Source information

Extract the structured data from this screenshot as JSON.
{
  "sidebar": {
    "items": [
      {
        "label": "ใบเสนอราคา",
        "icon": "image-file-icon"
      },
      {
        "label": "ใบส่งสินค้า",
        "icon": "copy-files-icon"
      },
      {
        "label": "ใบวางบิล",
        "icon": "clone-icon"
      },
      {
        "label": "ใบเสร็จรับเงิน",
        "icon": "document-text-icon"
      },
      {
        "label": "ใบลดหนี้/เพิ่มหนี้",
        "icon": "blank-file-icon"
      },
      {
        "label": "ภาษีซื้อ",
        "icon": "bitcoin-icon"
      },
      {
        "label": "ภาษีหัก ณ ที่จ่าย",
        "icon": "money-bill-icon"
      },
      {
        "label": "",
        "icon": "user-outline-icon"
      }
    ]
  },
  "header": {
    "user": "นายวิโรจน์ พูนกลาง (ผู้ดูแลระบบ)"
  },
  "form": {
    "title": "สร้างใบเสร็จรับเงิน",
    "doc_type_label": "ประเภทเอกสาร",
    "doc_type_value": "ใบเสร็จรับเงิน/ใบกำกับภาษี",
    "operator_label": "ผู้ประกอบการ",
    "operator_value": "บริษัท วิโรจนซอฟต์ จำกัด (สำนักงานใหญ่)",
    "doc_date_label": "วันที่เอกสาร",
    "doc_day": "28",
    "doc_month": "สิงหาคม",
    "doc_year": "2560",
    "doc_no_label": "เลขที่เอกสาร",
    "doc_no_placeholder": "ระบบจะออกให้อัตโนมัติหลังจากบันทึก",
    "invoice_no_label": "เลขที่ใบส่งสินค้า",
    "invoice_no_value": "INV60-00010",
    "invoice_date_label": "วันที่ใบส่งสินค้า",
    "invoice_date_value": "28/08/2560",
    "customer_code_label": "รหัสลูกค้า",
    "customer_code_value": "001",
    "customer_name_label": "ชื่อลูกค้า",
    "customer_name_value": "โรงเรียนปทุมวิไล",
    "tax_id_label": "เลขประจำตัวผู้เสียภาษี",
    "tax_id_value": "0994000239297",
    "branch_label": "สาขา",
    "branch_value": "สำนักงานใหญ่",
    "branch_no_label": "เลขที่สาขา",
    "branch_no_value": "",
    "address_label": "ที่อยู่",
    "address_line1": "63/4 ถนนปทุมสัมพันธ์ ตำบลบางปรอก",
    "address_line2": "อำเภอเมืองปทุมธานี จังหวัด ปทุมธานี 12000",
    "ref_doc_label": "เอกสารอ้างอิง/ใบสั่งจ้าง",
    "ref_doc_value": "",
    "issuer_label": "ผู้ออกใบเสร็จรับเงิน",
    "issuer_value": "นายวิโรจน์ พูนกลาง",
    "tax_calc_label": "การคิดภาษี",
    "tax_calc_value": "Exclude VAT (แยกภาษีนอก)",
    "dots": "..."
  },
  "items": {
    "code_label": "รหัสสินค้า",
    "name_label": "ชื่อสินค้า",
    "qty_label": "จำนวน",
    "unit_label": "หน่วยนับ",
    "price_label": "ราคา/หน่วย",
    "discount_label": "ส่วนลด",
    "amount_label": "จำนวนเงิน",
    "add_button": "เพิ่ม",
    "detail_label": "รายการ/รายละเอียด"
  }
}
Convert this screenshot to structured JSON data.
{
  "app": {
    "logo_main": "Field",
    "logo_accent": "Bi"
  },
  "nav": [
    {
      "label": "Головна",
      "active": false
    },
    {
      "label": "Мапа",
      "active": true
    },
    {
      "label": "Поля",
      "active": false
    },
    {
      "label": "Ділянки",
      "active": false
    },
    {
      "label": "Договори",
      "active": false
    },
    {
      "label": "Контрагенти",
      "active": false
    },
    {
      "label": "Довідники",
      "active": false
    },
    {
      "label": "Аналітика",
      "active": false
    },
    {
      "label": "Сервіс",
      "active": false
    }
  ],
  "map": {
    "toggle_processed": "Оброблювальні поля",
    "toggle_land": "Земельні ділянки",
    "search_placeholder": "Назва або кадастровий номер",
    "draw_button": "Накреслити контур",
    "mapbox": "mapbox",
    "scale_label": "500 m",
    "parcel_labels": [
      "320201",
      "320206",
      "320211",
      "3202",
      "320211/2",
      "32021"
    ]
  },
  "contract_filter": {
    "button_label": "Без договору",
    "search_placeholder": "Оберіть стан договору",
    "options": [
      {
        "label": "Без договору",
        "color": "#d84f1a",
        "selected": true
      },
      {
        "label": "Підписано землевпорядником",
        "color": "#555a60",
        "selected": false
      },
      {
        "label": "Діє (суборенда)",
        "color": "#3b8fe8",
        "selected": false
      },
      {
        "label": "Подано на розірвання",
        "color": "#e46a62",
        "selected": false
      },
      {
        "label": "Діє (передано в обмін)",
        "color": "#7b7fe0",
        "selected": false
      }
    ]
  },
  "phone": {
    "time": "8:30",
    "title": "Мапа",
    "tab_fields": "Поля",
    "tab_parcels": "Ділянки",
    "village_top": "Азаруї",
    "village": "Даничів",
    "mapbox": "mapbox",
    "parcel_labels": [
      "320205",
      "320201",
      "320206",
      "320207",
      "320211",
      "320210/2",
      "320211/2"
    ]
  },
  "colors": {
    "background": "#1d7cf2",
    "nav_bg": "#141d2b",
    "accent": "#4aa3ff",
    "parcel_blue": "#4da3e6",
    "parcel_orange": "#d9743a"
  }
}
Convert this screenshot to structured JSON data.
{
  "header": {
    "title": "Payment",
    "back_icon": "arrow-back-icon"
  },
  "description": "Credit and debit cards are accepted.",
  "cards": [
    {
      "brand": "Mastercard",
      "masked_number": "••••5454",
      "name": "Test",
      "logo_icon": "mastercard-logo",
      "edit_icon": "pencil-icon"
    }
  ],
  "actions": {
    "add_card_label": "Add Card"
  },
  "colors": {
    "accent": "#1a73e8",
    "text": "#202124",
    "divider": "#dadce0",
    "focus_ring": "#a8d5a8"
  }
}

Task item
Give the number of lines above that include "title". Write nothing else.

Result below
3